• **AIM OF THE TASK**
Once you have read the entries below, repeat all of them exactly.

--- AVAILABLE DATA Enclosed Below ---

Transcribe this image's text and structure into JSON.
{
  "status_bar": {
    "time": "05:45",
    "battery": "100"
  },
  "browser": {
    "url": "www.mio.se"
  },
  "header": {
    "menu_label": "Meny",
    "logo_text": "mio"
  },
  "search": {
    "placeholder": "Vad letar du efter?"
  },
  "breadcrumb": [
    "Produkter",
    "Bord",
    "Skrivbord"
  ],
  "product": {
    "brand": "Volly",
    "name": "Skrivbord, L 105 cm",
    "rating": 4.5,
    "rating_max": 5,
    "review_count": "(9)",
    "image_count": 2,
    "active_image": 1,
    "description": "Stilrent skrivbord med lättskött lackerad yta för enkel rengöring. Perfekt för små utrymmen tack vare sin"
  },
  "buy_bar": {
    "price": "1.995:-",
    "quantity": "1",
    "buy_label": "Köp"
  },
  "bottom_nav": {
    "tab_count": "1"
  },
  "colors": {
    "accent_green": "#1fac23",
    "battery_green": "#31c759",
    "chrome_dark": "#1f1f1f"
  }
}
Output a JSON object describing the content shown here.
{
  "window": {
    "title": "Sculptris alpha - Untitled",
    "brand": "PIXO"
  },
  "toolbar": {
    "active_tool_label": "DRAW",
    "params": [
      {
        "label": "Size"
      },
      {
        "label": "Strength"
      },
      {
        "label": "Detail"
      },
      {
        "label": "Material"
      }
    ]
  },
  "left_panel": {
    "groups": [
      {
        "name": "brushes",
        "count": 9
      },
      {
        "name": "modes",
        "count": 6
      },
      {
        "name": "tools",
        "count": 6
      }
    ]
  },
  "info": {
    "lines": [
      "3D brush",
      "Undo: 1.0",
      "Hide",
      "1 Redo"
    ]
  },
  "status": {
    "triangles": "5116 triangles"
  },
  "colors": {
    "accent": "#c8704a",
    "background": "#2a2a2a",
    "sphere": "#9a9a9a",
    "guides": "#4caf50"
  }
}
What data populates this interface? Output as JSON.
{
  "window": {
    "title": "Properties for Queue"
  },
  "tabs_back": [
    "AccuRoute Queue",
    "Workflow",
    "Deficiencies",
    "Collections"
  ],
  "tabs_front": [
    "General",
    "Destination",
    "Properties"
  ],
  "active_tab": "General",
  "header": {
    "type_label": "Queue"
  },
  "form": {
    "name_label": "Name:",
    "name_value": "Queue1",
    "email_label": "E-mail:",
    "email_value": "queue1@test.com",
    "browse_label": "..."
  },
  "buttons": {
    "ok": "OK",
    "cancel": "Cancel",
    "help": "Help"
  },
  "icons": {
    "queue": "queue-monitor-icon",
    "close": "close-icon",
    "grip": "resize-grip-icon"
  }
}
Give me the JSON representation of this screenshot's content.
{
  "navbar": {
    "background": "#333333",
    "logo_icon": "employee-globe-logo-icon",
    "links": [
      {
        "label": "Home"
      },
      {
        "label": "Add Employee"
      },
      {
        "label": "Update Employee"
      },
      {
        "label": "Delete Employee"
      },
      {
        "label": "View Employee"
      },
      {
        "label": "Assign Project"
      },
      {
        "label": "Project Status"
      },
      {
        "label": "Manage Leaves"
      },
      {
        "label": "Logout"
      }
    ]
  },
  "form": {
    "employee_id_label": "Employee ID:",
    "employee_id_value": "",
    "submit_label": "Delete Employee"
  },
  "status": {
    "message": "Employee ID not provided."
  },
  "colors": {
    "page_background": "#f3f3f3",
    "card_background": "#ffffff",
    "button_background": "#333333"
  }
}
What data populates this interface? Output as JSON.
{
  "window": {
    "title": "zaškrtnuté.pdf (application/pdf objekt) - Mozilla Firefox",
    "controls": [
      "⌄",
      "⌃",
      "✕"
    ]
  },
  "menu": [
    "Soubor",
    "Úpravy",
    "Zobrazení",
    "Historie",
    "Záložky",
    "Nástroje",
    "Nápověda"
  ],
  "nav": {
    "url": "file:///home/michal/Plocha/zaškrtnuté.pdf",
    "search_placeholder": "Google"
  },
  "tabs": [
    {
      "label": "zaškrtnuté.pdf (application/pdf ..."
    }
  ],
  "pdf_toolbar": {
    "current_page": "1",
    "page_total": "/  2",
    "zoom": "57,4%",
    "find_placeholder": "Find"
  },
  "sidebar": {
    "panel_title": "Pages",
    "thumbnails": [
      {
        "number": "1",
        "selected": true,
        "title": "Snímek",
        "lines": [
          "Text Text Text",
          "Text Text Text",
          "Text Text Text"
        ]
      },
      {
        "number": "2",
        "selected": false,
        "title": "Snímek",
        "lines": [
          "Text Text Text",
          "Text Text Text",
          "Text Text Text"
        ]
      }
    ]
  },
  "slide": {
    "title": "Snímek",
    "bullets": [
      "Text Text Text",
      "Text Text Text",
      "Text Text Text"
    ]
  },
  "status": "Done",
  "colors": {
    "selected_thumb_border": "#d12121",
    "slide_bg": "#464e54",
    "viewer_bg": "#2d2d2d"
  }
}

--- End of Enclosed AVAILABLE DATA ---

• **COMPLETED TASK**
Transcribe this image's text and structure into JSON.
{
  "status_bar": {
    "time": "05:45",
    "battery": "100"
  },
  "browser": {
    "url": "www.mio.se"
  },
  "header": {
    "menu_label": "Meny",
    "logo_text": "mio"
  },
  "search": {
    "placeholder": "Vad letar du efter?"
  },
  "breadcrumb": [
    "Produkter",
    "Bord",
    "Skrivbord"
  ],
  "product": {
    "brand": "Volly",
    "name": "Skrivbord, L 105 cm",
    "rating": 4.5,
    "rating_max": 5,
    "review_count": "(9)",
    "image_count": 2,
    "active_image": 1,
    "description": "Stilrent skrivbord med lättskött lackerad yta för enkel rengöring. Perfekt för små utrymmen tack vare sin"
  },
  "buy_bar": {
    "price": "1.995:-",
    "quantity": "1",
    "buy_label": "Köp"
  },
  "bottom_nav": {
    "tab_count": "1"
  },
  "colors": {
    "accent_green": "#1fac23",
    "battery_green": "#31c759",
    "chrome_dark": "#1f1f1f"
  }
}
Output a JSON object describing the content shown here.
{
  "window": {
    "title": "Sculptris alpha - Untitled",
    "brand": "PIXO"
  },
  "toolbar": {
    "active_tool_label": "DRAW",
    "params": [
      {
        "label": "Size"
      },
      {
        "label": "Strength"
      },
      {
        "label": "Detail"
      },
      {
        "label": "Material"
      }
    ]
  },
  "left_panel": {
    "groups": [
      {
        "name": "brushes",
        "count": 9
      },
      {
        "name": "modes",
        "count": 6
      },
      {
        "name": "tools",
        "count": 6
      }
    ]
  },
  "info": {
    "lines": [
      "3D brush",
      "Undo: 1.0",
      "Hide",
      "1 Redo"
    ]
  },
  "status": {
    "triangles": "5116 triangles"
  },
  "colors": {
    "accent": "#c8704a",
    "background": "#2a2a2a",
    "sphere": "#9a9a9a",
    "guides": "#4caf50"
  }
}
What data populates this interface? Output as JSON.
{
  "window": {
    "title": "Properties for Queue"
  },
  "tabs_back": [
    "AccuRoute Queue",
    "Workflow",
    "Deficiencies",
    "Collections"
  ],
  "tabs_front": [
    "General",
    "Destination",
    "Properties"
  ],
  "active_tab": "General",
  "header": {
    "type_label": "Queue"
  },
  "form": {
    "name_label": "Name:",
    "name_value": "Queue1",
    "email_label": "E-mail:",
    "email_value": "queue1@test.com",
    "browse_label": "..."
  },
  "buttons": {
    "ok": "OK",
    "cancel": "Cancel",
    "help": "Help"
  },
  "icons": {
    "queue": "queue-monitor-icon",
    "close": "close-icon",
    "grip": "resize-grip-icon"
  }
}
Give me the JSON representation of this screenshot's content.
{
  "navbar": {
    "background": "#333333",
    "logo_icon": "employee-globe-logo-icon",
    "links": [
      {
        "label": "Home"
      },
      {
        "label": "Add Employee"
      },
      {
        "label": "Update Employee"
      },
      {
        "label": "Delete Employee"
      },
      {
        "label": "View Employee"
      },
      {
        "label": "Assign Project"
      },
      {
        "label": "Project Status"
      },
      {
        "label": "Manage Leaves"
      },
      {
        "label": "Logout"
      }
    ]
  },
  "form": {
    "employee_id_label": "Employee ID:",
    "employee_id_value": "",
    "submit_label": "Delete Employee"
  },
  "status": {
    "message": "Employee ID not provided."
  },
  "colors": {
    "page_background": "#f3f3f3",
    "card_background": "#ffffff",
    "button_background": "#333333"
  }
}
What data populates this interface? Output as JSON.
{
  "window": {
    "title": "zaškrtnuté.pdf (application/pdf objekt) - Mozilla Firefox",
    "controls": [
      "⌄",
      "⌃",
      "✕"
    ]
  },
  "menu": [
    "Soubor",
    "Úpravy",
    "Zobrazení",
    "Historie",
    "Záložky",
    "Nástroje",
    "Nápověda"
  ],
  "nav": {
    "url": "file:///home/michal/Plocha/zaškrtnuté.pdf",
    "search_placeholder": "Google"
  },
  "tabs": [
    {
      "label": "zaškrtnuté.pdf (application/pdf ..."
    }
  ],
  "pdf_toolbar": {
    "current_page": "1",
    "page_total": "/  2",
    "zoom": "57,4%",
    "find_placeholder": "Find"
  },
  "sidebar": {
    "panel_title": "Pages",
    "thumbnails": [
      {
        "number": "1",
        "selected": true,
        "title": "Snímek",
        "lines": [
          "Text Text Text",
          "Text Text Text",
          "Text Text Text"
        ]
      },
      {
        "number": "2",
        "selected": false,
        "title": "Snímek",
        "lines": [
          "Text Text Text",
          "Text Text Text",
          "Text Text Text"
        ]
      }
    ]
  },
  "slide": {
    "title": "Snímek",
    "bullets": [
      "Text Text Text",
      "Text Text Text",
      "Text Text Text"
    ]
  },
  "status": "Done",
  "colors": {
    "selected_thumb_border": "#d12121",
    "slide_bg": "#464e54",
    "viewer_bg": "#2d2d2d"
  }
}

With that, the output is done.